__Activity__.
Report every line of the entries that contains the word "icon".

__Supplied information__.
_ _ _ _ _
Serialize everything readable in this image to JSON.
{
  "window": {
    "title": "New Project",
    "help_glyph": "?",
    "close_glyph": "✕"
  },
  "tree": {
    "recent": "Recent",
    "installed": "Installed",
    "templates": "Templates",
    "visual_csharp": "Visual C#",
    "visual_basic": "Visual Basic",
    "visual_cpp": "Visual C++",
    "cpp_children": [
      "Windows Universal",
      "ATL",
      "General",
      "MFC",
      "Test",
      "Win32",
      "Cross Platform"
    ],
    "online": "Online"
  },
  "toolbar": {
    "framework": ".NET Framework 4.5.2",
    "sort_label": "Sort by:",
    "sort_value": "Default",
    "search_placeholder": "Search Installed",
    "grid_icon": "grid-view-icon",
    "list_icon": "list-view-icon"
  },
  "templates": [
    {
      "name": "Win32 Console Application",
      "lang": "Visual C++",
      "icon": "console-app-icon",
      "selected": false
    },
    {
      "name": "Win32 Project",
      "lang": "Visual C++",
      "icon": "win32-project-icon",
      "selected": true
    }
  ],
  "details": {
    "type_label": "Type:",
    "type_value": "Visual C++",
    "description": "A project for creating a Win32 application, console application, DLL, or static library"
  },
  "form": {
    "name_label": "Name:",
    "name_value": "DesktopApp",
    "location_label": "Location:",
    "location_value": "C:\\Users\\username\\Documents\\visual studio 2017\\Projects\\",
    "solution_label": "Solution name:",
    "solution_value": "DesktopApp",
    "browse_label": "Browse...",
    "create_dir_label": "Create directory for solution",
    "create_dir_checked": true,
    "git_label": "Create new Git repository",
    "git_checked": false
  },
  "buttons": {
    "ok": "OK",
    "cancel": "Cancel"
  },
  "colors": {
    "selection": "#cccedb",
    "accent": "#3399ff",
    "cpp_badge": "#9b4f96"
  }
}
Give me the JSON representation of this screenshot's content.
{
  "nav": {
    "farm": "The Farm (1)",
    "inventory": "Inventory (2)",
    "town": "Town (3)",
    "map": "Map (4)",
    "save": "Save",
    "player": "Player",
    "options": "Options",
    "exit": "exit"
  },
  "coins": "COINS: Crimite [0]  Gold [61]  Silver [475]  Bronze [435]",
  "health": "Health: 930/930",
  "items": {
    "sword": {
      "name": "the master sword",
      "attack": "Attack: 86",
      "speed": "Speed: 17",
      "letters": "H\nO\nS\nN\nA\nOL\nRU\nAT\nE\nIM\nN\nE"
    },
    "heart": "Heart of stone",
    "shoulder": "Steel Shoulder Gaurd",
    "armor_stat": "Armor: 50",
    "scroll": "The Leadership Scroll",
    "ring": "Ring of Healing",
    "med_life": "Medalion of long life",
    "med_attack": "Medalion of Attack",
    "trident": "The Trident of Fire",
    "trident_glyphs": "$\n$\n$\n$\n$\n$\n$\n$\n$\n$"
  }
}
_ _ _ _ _
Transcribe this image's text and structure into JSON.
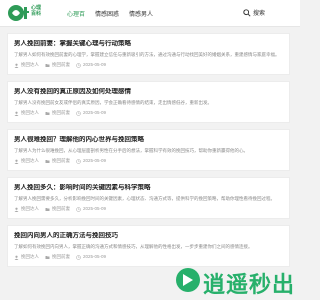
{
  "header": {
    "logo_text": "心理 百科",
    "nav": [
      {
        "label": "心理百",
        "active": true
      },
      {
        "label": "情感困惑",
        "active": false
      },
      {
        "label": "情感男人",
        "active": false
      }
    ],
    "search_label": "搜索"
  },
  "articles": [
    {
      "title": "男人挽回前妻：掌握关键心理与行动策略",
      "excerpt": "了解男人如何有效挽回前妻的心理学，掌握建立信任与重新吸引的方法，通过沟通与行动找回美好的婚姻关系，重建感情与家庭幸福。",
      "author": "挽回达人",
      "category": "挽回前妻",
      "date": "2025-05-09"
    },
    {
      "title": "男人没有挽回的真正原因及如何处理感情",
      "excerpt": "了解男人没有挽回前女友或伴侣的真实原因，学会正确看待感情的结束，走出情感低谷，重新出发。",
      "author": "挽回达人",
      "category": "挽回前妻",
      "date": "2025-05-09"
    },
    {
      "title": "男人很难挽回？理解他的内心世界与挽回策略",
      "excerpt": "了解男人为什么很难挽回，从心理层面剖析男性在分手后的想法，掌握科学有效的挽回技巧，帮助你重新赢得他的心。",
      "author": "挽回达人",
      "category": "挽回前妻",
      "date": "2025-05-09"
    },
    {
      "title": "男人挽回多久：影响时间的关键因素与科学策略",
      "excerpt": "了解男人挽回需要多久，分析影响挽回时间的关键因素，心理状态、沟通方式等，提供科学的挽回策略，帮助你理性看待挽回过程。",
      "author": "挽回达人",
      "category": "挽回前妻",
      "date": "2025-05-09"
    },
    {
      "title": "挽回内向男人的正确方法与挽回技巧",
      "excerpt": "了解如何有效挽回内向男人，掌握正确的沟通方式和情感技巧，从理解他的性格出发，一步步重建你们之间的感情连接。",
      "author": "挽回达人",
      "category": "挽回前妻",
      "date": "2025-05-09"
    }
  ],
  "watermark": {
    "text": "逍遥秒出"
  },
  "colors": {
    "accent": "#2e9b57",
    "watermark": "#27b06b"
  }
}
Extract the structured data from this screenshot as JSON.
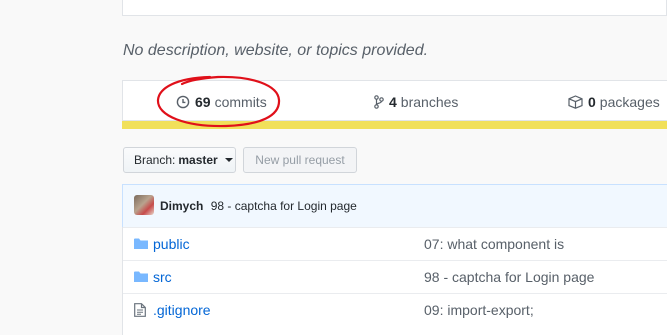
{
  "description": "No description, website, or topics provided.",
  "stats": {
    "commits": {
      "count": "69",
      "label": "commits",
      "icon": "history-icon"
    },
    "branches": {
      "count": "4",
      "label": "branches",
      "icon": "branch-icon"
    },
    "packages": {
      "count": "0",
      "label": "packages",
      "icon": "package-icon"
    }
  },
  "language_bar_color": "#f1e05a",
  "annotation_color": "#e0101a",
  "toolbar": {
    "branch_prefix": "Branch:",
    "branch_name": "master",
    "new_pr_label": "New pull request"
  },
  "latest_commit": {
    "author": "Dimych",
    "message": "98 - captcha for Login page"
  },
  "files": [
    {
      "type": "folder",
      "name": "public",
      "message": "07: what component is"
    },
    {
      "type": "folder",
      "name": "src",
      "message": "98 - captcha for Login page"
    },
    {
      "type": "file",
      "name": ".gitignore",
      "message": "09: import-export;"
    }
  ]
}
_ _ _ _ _
__Response for this exercise__.
    "grid_icon": "grid-view-icon",
    "list_icon": "list-view-icon"
      "icon": "console-app-icon",
      "icon": "win32-project-icon",
      "icon": "history-icon"
      "icon": "branch-icon"
      "icon": "package-icon"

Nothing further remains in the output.